Those problems became even more acute during the COVID-19 lockdowns, when jail inmates were held in their cells for 23 hours at a time.
"For years, the Public Defender Service for the District of Columbia, along with other legal and grass-roots organizations, has called out and challenged the D.C. Department of Corrections for its horrific treatment of nearly exclusively black and brown people detained at the D.C. Jail," The D.C. Public Defender service said in a statement. "The inhumane conditions have included long-term solitary confinement for people with no disciplinary issues, lack of running water, full illumination of cells for 24-hours per day resulting in sleep deprivation, cells soiled with feces and blood, lack of air conditioning during the summer and heat during the winter, lack of proper medical care, failure to provide mental health treatment, and physical and mental abuse by correctional officers of people in their custody."

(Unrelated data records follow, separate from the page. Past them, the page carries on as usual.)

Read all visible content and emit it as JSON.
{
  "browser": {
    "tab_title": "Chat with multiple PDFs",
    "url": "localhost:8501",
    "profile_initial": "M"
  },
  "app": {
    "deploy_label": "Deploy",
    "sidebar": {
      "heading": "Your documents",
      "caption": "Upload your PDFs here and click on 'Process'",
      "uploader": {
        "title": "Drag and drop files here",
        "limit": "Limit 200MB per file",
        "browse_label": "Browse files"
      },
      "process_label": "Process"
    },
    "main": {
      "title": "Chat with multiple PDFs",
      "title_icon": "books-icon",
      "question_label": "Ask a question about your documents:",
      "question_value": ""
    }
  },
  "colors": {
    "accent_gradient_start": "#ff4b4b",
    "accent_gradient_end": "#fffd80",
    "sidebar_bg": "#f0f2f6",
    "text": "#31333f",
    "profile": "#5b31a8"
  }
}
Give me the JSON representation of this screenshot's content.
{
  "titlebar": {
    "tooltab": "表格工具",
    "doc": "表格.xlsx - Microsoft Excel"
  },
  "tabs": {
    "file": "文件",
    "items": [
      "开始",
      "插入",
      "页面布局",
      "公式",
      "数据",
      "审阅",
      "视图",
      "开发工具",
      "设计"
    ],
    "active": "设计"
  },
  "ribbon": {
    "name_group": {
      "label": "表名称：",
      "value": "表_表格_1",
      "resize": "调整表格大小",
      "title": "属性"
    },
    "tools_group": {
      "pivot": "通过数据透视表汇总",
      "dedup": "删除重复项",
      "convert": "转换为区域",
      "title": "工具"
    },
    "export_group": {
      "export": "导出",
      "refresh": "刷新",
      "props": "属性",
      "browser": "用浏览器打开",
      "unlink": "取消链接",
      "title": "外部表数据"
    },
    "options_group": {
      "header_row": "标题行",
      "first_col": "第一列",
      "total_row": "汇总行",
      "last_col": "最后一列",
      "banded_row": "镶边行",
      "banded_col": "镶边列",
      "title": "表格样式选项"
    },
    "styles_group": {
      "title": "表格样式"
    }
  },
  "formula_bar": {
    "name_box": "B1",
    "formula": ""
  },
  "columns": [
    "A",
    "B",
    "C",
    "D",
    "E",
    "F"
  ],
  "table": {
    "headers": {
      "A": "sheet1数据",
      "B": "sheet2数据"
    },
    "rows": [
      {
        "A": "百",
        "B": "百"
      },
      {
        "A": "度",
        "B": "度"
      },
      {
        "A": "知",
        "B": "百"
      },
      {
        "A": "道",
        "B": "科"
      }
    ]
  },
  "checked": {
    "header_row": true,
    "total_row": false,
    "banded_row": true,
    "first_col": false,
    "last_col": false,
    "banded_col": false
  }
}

In 2016, I wrote a cover story for Reason about the long, ignominious history of the D.C. Jail and its repeated failures to meet the low bar of basic human decency. I could cite any number of historical comments from disgusted observers, going all the way back to 1861, but here's the late U.S. District Court Judge William Bryant, who ruled in 1976 that the conditions inside the D.C. Jail violated the Eighth Amendment's ban on cruel and unusual punishment:
"For imprisonment under such conditions," Bryant wrote, "where a man may be stuffed into a tiny cell with another, surrounded by the nocturnal moans or screams of mentally disturbed but untreated fellow inmates, plagued by rats and roaches, sweltering by summer and shivering by winter, unable to maintain significant contact with his family in the outside world, sometimes going for long periods without real exercise or recreation, can only have one message for him: Society does not acknowledge your existence as a fellow human being. And when that message is delivered in the D.C. Jail, whatever small chance may have existed that a person might act as though he were a member of a civilized society is obliterated, along with his decency and humanity."